Remember when the price of gas at the pump was pushing $4.00/gallon, consumer credit was getting tight and U.S. automakers were universally bashed for failing to retool and abandon their historical truck and SUV cash cows sooner? That was 2008. Now, as pump prices hover around $3.00/gallon -- and the deficit reduction plan to include a 15% fuel tax gains momentum -- auto sales rose 17% in November on strong SUV and light truck sales, according to today's WSJ. How did we get here?
Bloomburg Businessweek reports "Ford's sales increase was driven by gains from its redesigned Edge sport-utility vehicle, a 26 percent jump in F- series pickup deliveries and strong demand for small cars such as the Focus and Fiesta ... [and] Chrysler's gains were driven by the redesigned Jeep Grand Cherokee, sales of which more than tripled from last November to 10,984. Ram pickup sales rose 86 percent to 18,206 last month." And lest we forget that GM's moniker "Government Motors" never quite caught on, "Buick sales climbed 36 percent to 11,725 vehicles, led by deliveries of the Enclave SUV... [and] GMC sales gained 30 percent to 27,590."
While "sales industrywide have risen about 6% so far this year [and] truck sales have climbed about 17%", prior to the recession "vehicle sales exceeded 16 million annually" and the current figures only lift "the seasonally adjusted annualized sales pace to 12.26 million vehicles." But that hasn't stopped industry executives from sounding like they've hit the punch bowl a bit early. The Journal article contains quotes like "a good number of people were out shopping over black Friday so we're fairly optimistic about car sales later in December" and "We believe we will see meaningful job creation in the coming months" – neither of which have any factual or statistical basis. Then there's my ironic favorite: "In a sign of the car industry's rebound, GM and Chrysler both said Tuesday they would hire 1,000 engineers each to work on fuel-efficient vehicles."

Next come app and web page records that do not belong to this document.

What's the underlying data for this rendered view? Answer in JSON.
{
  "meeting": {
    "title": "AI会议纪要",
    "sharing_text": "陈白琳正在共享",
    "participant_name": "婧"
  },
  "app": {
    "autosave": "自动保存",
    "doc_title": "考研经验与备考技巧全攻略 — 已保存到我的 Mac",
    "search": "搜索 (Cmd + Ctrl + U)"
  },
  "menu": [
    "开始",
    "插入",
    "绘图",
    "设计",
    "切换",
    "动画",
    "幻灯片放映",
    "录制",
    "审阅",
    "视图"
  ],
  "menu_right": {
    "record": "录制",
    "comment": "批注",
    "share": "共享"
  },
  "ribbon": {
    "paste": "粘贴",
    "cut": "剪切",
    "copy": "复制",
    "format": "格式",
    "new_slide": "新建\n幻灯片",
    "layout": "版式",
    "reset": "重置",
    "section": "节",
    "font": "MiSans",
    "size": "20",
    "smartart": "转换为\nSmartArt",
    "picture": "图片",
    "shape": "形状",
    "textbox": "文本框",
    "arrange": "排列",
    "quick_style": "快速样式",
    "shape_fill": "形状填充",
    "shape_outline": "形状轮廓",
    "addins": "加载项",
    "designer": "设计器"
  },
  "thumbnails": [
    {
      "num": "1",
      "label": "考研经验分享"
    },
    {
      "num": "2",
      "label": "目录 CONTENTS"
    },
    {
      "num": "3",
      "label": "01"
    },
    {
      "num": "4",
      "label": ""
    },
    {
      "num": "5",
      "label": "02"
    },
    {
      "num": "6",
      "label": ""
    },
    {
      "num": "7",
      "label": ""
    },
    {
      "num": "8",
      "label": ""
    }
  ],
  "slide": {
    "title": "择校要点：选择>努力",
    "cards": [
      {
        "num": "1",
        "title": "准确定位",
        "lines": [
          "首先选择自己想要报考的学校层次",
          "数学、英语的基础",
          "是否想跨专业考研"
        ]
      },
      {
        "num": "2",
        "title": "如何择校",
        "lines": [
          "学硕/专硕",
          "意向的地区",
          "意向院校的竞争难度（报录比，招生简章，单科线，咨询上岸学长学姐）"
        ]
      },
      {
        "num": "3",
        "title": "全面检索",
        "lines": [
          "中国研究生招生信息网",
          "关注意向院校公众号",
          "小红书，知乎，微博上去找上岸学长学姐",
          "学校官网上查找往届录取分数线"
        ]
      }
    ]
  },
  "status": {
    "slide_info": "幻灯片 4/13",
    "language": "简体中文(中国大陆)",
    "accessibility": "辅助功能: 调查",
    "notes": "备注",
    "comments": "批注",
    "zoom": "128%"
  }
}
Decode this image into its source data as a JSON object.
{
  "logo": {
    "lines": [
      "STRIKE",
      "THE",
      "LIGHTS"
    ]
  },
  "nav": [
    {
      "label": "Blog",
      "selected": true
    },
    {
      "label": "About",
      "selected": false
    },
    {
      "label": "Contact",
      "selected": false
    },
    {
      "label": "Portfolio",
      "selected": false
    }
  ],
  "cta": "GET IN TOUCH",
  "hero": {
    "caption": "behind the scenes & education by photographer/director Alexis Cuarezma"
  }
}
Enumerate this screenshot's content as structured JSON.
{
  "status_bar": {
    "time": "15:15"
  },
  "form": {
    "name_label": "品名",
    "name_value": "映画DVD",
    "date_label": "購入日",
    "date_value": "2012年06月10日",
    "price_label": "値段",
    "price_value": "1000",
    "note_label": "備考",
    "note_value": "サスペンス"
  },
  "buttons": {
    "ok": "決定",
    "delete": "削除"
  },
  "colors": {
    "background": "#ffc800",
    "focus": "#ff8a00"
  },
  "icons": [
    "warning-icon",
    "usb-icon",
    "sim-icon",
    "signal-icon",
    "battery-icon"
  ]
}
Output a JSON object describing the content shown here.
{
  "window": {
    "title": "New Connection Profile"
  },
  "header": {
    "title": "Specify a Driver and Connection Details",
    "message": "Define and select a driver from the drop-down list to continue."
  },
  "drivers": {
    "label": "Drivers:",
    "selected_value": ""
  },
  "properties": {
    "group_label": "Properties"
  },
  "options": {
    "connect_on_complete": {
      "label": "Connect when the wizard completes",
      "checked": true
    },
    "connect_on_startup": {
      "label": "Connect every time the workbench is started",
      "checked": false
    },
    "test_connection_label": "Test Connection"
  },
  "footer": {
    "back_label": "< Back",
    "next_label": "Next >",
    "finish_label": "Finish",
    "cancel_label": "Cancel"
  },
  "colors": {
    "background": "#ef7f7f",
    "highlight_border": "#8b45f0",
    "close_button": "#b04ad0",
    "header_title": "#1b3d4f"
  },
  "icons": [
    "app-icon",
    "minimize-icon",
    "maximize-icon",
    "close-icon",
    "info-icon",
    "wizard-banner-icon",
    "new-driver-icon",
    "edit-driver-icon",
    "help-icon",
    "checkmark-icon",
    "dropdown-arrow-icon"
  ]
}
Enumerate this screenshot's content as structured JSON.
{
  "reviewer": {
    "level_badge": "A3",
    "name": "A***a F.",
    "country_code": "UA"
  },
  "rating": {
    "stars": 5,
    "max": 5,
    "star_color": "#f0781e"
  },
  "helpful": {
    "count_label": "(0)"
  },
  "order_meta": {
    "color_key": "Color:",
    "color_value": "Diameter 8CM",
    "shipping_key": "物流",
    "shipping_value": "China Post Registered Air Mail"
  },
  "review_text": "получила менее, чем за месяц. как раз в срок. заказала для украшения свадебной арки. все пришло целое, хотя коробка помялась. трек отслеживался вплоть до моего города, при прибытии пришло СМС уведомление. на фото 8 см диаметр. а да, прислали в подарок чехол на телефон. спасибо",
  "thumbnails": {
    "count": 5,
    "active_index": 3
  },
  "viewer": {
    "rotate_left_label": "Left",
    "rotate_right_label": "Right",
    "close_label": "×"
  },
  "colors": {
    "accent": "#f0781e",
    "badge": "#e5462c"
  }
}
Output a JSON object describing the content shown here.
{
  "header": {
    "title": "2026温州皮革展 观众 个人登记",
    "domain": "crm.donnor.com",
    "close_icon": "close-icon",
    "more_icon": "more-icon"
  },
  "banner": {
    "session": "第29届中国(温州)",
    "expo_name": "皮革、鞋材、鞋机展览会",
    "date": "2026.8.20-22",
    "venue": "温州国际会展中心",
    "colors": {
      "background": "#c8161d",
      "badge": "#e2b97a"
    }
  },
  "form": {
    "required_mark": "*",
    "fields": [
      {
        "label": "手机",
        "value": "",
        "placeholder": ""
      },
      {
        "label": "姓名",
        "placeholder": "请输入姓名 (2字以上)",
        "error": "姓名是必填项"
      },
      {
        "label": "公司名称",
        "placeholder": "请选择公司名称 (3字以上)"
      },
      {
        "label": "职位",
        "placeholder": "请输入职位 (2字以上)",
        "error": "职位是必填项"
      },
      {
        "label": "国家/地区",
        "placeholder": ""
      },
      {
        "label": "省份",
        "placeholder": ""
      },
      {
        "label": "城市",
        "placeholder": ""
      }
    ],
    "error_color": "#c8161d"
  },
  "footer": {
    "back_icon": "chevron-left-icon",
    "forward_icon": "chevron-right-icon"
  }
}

Perhaps American's just like big vehicles. Or maybe consumers are as irrational about car buying as the auto execs are on the economy. But so long as sales continue to increase, I guess vehicle size doesn't really matter. As Dickens' tiny Tim said "God bless us, every one!"